- [WHAT YOU WILL DO]: Go through the data below and gather each line containing "name".

- [SUPPLIED DATA]:
⟨

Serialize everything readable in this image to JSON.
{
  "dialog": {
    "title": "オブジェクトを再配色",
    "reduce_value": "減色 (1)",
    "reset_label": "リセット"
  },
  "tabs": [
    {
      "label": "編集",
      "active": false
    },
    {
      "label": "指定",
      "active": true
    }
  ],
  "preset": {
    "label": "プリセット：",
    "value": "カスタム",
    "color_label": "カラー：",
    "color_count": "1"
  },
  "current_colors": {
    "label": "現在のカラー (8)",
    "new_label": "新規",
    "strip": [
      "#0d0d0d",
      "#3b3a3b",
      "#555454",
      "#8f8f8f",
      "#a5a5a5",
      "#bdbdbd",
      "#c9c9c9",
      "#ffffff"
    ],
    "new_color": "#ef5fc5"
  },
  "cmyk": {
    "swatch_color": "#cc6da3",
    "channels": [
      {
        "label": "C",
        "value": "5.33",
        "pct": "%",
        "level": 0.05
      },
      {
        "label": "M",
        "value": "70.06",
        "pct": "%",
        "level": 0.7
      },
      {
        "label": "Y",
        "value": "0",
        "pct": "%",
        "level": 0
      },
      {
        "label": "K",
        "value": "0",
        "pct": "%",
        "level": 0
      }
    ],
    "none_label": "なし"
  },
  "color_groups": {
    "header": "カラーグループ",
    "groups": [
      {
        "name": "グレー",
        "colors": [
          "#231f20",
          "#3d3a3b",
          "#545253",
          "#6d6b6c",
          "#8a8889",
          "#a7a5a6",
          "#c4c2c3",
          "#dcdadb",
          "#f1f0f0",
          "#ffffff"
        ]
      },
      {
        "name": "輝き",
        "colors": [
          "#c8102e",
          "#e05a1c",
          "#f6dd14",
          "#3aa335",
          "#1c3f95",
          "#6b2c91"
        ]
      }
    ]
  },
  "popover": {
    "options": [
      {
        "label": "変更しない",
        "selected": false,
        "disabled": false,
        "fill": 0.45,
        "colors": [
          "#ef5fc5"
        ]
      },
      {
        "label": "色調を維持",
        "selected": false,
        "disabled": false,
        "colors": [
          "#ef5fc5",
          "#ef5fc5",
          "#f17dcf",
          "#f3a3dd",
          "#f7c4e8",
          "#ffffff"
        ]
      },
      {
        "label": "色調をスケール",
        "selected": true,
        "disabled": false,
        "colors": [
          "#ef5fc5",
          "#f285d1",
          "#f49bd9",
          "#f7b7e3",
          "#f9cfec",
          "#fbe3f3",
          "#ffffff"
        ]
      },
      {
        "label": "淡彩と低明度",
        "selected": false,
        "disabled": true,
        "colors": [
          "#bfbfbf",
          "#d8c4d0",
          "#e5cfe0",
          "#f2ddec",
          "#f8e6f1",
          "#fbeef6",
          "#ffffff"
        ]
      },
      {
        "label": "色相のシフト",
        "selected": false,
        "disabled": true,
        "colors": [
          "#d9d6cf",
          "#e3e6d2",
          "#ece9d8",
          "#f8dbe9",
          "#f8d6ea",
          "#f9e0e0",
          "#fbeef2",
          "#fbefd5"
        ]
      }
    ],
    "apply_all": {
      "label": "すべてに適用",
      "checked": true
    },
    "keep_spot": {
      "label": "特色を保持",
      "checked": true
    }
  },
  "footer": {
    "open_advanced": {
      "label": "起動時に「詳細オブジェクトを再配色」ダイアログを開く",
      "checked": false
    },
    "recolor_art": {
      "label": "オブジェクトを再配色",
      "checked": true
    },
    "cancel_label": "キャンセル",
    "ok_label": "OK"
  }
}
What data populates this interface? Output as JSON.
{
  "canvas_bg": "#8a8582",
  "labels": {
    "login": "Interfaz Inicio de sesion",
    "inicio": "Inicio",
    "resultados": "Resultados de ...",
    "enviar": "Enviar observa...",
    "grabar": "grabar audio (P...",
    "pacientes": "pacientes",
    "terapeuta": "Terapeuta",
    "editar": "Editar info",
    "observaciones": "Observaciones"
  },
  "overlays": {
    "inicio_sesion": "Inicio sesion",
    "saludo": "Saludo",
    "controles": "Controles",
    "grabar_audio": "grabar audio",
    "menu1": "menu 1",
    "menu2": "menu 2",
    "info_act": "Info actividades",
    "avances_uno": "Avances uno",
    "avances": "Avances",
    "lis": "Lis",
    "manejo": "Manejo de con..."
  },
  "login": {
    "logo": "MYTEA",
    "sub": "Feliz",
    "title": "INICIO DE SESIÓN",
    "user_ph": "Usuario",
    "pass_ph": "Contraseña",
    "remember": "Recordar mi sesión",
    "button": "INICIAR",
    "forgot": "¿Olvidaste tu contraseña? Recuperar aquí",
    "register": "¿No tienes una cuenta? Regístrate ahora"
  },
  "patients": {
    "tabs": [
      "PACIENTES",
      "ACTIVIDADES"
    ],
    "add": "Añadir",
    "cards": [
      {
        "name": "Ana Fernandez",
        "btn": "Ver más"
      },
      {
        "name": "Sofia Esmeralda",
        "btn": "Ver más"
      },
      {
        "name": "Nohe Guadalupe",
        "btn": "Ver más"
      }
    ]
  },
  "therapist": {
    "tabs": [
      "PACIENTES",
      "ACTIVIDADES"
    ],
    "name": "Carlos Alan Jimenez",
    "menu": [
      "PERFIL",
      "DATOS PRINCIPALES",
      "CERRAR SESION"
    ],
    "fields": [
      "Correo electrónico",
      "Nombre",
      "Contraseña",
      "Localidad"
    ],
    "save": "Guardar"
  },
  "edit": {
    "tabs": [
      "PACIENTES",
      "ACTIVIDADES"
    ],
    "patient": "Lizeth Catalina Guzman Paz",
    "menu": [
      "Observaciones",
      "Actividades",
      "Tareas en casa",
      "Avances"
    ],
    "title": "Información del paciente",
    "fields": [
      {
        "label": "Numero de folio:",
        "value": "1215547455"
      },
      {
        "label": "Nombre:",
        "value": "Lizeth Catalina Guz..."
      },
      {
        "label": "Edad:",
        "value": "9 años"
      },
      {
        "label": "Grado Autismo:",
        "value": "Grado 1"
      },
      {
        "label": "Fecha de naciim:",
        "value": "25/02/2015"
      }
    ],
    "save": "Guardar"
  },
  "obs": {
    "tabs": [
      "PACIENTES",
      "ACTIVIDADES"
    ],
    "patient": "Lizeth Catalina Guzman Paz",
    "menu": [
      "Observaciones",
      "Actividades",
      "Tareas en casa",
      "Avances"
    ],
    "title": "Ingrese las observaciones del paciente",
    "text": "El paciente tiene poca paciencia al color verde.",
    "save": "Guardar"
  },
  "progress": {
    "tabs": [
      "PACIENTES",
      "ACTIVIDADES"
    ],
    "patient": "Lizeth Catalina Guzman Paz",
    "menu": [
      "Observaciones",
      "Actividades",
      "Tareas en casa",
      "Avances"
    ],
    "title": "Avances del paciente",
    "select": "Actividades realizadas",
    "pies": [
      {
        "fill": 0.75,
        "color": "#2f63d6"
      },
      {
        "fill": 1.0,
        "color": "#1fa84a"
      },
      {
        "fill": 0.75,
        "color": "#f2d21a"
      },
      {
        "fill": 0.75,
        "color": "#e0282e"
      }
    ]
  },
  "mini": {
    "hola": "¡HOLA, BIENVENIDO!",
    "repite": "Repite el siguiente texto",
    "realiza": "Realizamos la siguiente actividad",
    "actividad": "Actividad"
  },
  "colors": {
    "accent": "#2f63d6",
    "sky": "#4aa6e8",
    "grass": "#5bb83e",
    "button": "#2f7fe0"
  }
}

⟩

- [ANSWER AREA]:
        "name": "グレー",
        "name": "輝き",
        "name": "Ana Fernandez",
        "name": "Sofia Esmeralda",
        "name": "Nohe Guadalupe",
    "name": "Carlos Alan Jimenez",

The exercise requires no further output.